From Mr Norris McWhirter

Sir: The furore over the BBC has focused on several specific allegations of bias (Aitken, Panorama, Clause IV conference), but there are larger issues of principle at stake. In December 1993, I began a correspondence with the BBC that has revealed that it applies lower standards of impartiality to itself than were laid down for Independent Television and Radio by Parliament in 1990.

In the 1960s, the requirement for controversial subjects to be treated with "due impartiality" was weakened. Instead of being required within each individual programme, impartiality could also be applied to "a series of programmes considered as a whole".In 1990, the then Independent Broadcasting Authority (IBA) unsuccessfully recommended that this weakened provision should be further diluted to the point of fatuity: instead of impartiality over a series, impartiality over the entire output of a broadcasting service should be the sole requirement.

When the Broadcasting Bill went through its committee stage, the responsible minister, David Mellor, categorically stated that:
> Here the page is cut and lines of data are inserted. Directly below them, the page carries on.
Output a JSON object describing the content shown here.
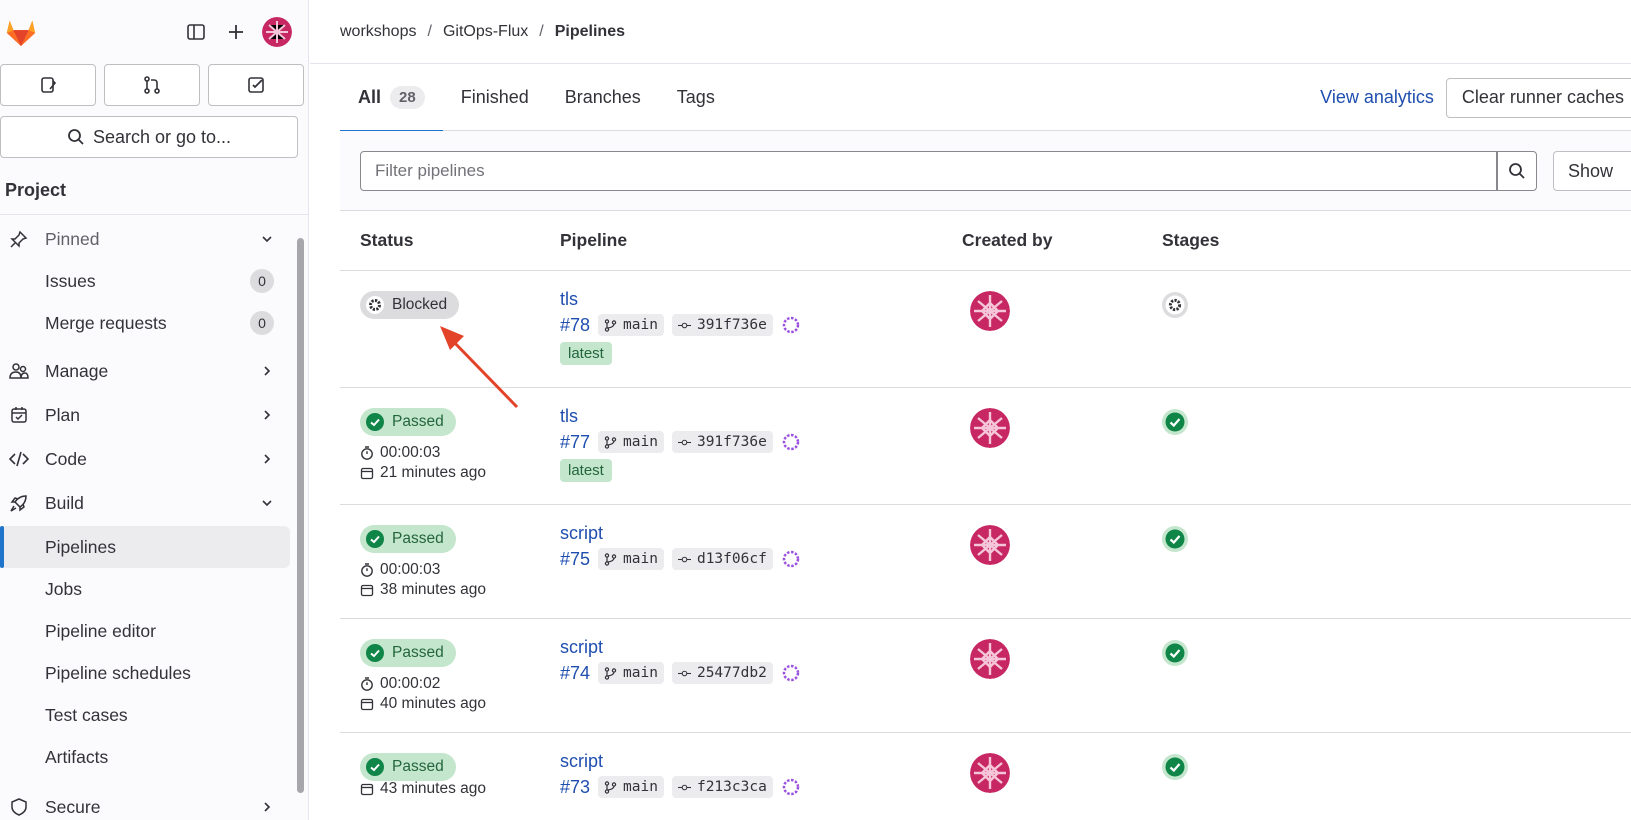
{
  "sidebar": {
    "search_label": "Search or go to...",
    "section_title": "Project",
    "items": [
      {
        "label": "Pinned",
        "icon": "pin-icon",
        "expanded": true
      },
      {
        "label": "Issues",
        "count": "0"
      },
      {
        "label": "Merge requests",
        "count": "0"
      },
      {
        "label": "Manage",
        "icon": "users-icon"
      },
      {
        "label": "Plan",
        "icon": "calendar-icon"
      },
      {
        "label": "Code",
        "icon": "code-icon"
      },
      {
        "label": "Build",
        "icon": "rocket-icon",
        "expanded": true
      },
      {
        "label": "Pipelines",
        "active": true
      },
      {
        "label": "Jobs"
      },
      {
        "label": "Pipeline editor"
      },
      {
        "label": "Pipeline schedules"
      },
      {
        "label": "Test cases"
      },
      {
        "label": "Artifacts"
      },
      {
        "label": "Secure",
        "icon": "shield-icon"
      }
    ]
  },
  "breadcrumb": [
    "workshops",
    "GitOps-Flux",
    "Pipelines"
  ],
  "tabs": [
    {
      "label": "All",
      "count": "28",
      "active": true
    },
    {
      "label": "Finished"
    },
    {
      "label": "Branches"
    },
    {
      "label": "Tags"
    }
  ],
  "actions": {
    "view_analytics": "View analytics",
    "clear_caches": "Clear runner caches"
  },
  "filter": {
    "placeholder": "Filter pipelines",
    "show_label": "Show"
  },
  "columns": {
    "status": "Status",
    "pipeline": "Pipeline",
    "created_by": "Created by",
    "stages": "Stages"
  },
  "colors": {
    "accent": "#1f75cb",
    "link": "#1f4eaf",
    "passed_bg": "#c3e6cd",
    "passed_fg": "#24663b",
    "blocked_bg": "#dcdcde",
    "annotation_arrow": "#e24329"
  },
  "pipelines": [
    {
      "status": "Blocked",
      "duration": "",
      "time_ago": "",
      "title": "tls",
      "id": "#78",
      "branch": "main",
      "commit": "391f736e",
      "latest": "latest",
      "stage_status": "blocked"
    },
    {
      "status": "Passed",
      "duration": "00:00:03",
      "time_ago": "21 minutes ago",
      "title": "tls",
      "id": "#77",
      "branch": "main",
      "commit": "391f736e",
      "latest": "latest",
      "stage_status": "passed"
    },
    {
      "status": "Passed",
      "duration": "00:00:03",
      "time_ago": "38 minutes ago",
      "title": "script",
      "id": "#75",
      "branch": "main",
      "commit": "d13f06cf",
      "latest": "",
      "stage_status": "passed"
    },
    {
      "status": "Passed",
      "duration": "00:00:02",
      "time_ago": "40 minutes ago",
      "title": "script",
      "id": "#74",
      "branch": "main",
      "commit": "25477db2",
      "latest": "",
      "stage_status": "passed"
    },
    {
      "status": "Passed",
      "duration": "",
      "time_ago": "43 minutes ago",
      "title": "script",
      "id": "#73",
      "branch": "main",
      "commit": "f213c3ca",
      "latest": "",
      "stage_status": "passed"
    }
  ]
}
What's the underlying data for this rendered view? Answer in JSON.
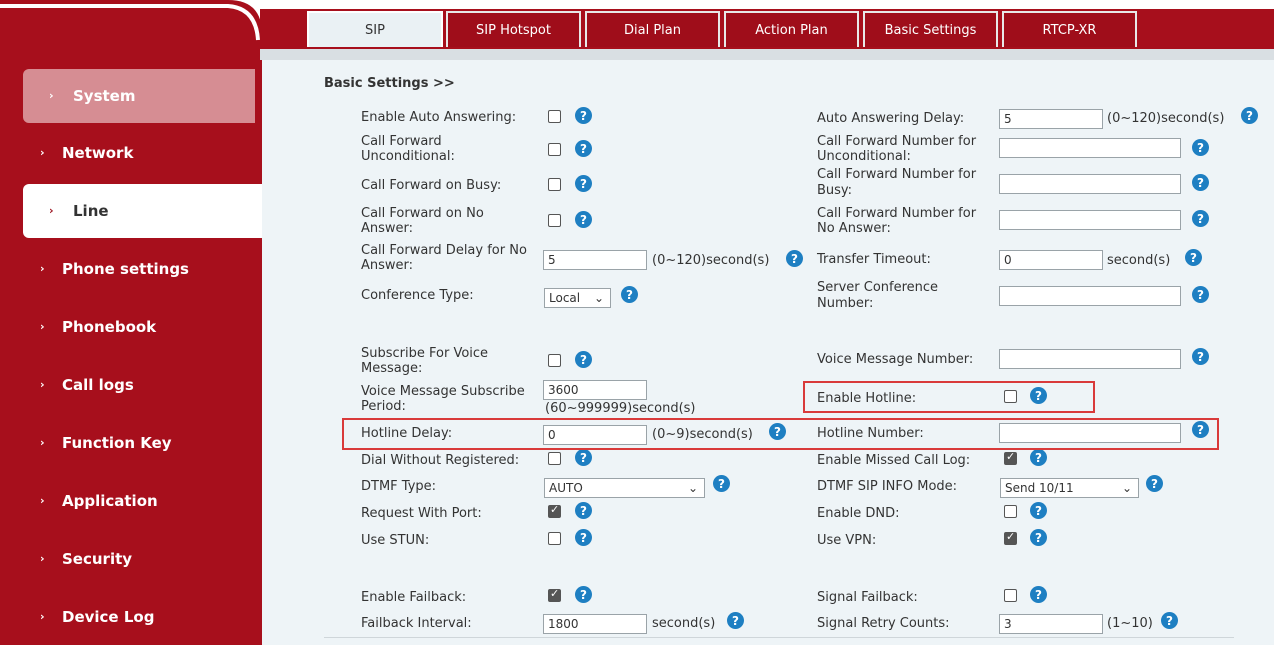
{
  "sidebar": {
    "items": [
      {
        "label": "System"
      },
      {
        "label": "Network"
      },
      {
        "label": "Line"
      },
      {
        "label": "Phone settings"
      },
      {
        "label": "Phonebook"
      },
      {
        "label": "Call logs"
      },
      {
        "label": "Function Key"
      },
      {
        "label": "Application"
      },
      {
        "label": "Security"
      },
      {
        "label": "Device Log"
      }
    ]
  },
  "tabs": [
    {
      "label": "SIP"
    },
    {
      "label": "SIP Hotspot"
    },
    {
      "label": "Dial Plan"
    },
    {
      "label": "Action Plan"
    },
    {
      "label": "Basic Settings"
    },
    {
      "label": "RTCP-XR"
    }
  ],
  "section_title": "Basic Settings >>",
  "help_glyph": "?",
  "left": {
    "enable_auto_answering": {
      "label": "Enable Auto Answering:",
      "checked": false
    },
    "cf_unconditional": {
      "label1": "Call Forward",
      "label2": "Unconditional:",
      "checked": false
    },
    "cf_busy": {
      "label": "Call Forward on Busy:",
      "checked": false
    },
    "cf_no_answer": {
      "label1": "Call Forward on No",
      "label2": "Answer:",
      "checked": false
    },
    "cf_delay": {
      "label1": "Call Forward Delay for No",
      "label2": "Answer:",
      "value": "5",
      "unit": "(0~120)second(s)"
    },
    "conference_type": {
      "label": "Conference Type:",
      "value": "Local"
    },
    "subscribe_voice": {
      "label1": "Subscribe For Voice",
      "label2": "Message:",
      "checked": false
    },
    "vm_subscribe_period": {
      "label1": "Voice Message Subscribe",
      "label2": "Period:",
      "value": "3600",
      "unit": "(60~999999)second(s)"
    },
    "hotline_delay": {
      "label": "Hotline Delay:",
      "value": "0",
      "unit": "(0~9)second(s)"
    },
    "dial_without_registered": {
      "label": "Dial Without Registered:",
      "checked": false
    },
    "dtmf_type": {
      "label": "DTMF Type:",
      "value": "AUTO"
    },
    "request_with_port": {
      "label": "Request With Port:",
      "checked": true
    },
    "use_stun": {
      "label": "Use STUN:",
      "checked": false
    },
    "enable_failback": {
      "label": "Enable Failback:",
      "checked": true
    },
    "failback_interval": {
      "label": "Failback Interval:",
      "value": "1800",
      "unit": "second(s)"
    }
  },
  "right": {
    "auto_answering_delay": {
      "label": "Auto Answering Delay:",
      "value": "5",
      "unit": "(0~120)second(s)"
    },
    "cf_number_unconditional": {
      "label1": "Call Forward Number for",
      "label2": "Unconditional:",
      "value": ""
    },
    "cf_number_busy": {
      "label1": "Call Forward Number for",
      "label2": "Busy:",
      "value": ""
    },
    "cf_number_no_answer": {
      "label1": "Call Forward Number for",
      "label2": "No Answer:",
      "value": ""
    },
    "transfer_timeout": {
      "label": "Transfer Timeout:",
      "value": "0",
      "unit": "second(s)"
    },
    "server_conference_number": {
      "label1": "Server Conference",
      "label2": "Number:",
      "value": ""
    },
    "voice_message_number": {
      "label": "Voice Message Number:",
      "value": ""
    },
    "enable_hotline": {
      "label": "Enable Hotline:",
      "checked": false
    },
    "hotline_number": {
      "label": "Hotline Number:",
      "value": ""
    },
    "enable_missed_call_log": {
      "label": "Enable Missed Call Log:",
      "checked": true
    },
    "dtmf_sip_info_mode": {
      "label": "DTMF SIP INFO Mode:",
      "value": "Send 10/11"
    },
    "enable_dnd": {
      "label": "Enable DND:",
      "checked": false
    },
    "use_vpn": {
      "label": "Use VPN:",
      "checked": true
    },
    "signal_failback": {
      "label": "Signal Failback:",
      "checked": false
    },
    "signal_retry_counts": {
      "label": "Signal Retry Counts:",
      "value": "3",
      "unit": "(1~10)"
    }
  },
  "colors": {
    "brand_red": "#a70f1c",
    "highlight": "#d93a3a",
    "help_blue": "#1e7fc2",
    "content_bg": "#eef4f7"
  }
}
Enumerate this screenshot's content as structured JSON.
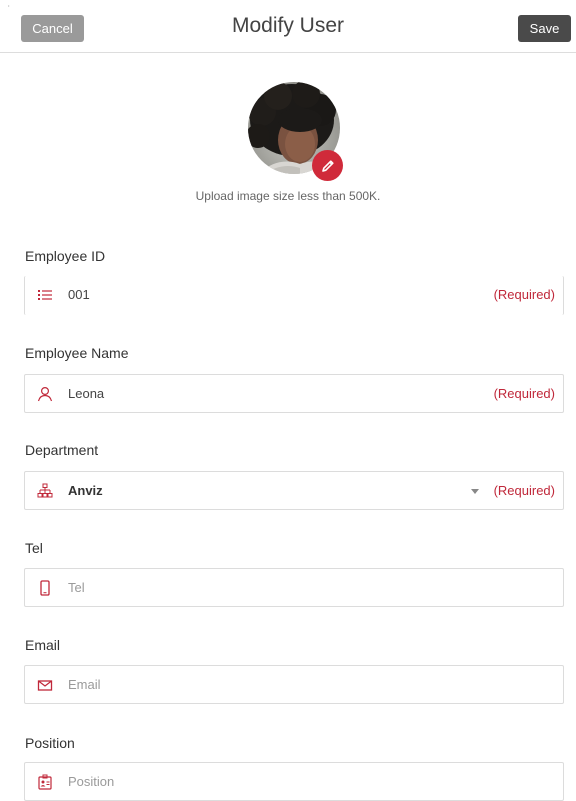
{
  "header": {
    "title": "Modify User",
    "cancel_label": "Cancel",
    "save_label": "Save"
  },
  "avatar": {
    "upload_hint": "Upload image size less than 500K.",
    "edit_icon": "pencil-icon"
  },
  "fields": {
    "employee_id": {
      "label": "Employee ID",
      "value": "001",
      "required": "(Required)",
      "icon": "list-icon"
    },
    "employee_name": {
      "label": "Employee Name",
      "value": "Leona",
      "required": "(Required)",
      "icon": "user-icon"
    },
    "department": {
      "label": "Department",
      "value": "Anviz",
      "required": "(Required)",
      "icon": "org-chart-icon"
    },
    "tel": {
      "label": "Tel",
      "placeholder": "Tel",
      "icon": "phone-icon"
    },
    "email": {
      "label": "Email",
      "placeholder": "Email",
      "icon": "envelope-icon"
    },
    "position": {
      "label": "Position",
      "placeholder": "Position",
      "icon": "id-badge-icon"
    }
  },
  "colors": {
    "accent": "#d02a3a",
    "required_text": "#c0283a",
    "cancel_bg": "#9a9a9a",
    "save_bg": "#4a4a4a"
  }
}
The IBA preference for the service to be `taken as a whole' is much too wide and could render the provision meaningless' (Standing Committee F, Official Report, 30 January 1990, Col. 417)

Independent television and radio thus remain obliged to achieve impartiality either in each programme or in each programme series. It therefore remains possible to monitor each programme or series of programmes to see if the fairness requirement is being met - something that would have become a physical impossibility if an entire broadcasting channel had to be "considered as a whole".

The BBC is supposed to take "due cognizance"' of the impartiality provisions laid down for its independent counterparts in the 1990 Act. It refuses to do so. Its Secretary, Michael Stevenson, has admitted to me, in a letter dated 28 June 1994, that the Corporation

can and does publish programmes containing committed opinion. These, however, figure in the context of the BBC's output as a whole, in which all significant strands of opinion are reflected over time. [italics added]

In subsequent correspondence, Mr Stevenson has failed to acknowledge that the BBC should be guided by the criteria set out in the 1990 Act. This means that the Corporation's commitment to observe "due impartiality" in theory is totally meaningless in practice.

Yours faithfully,



The Freedom Association

London, SE1

5 April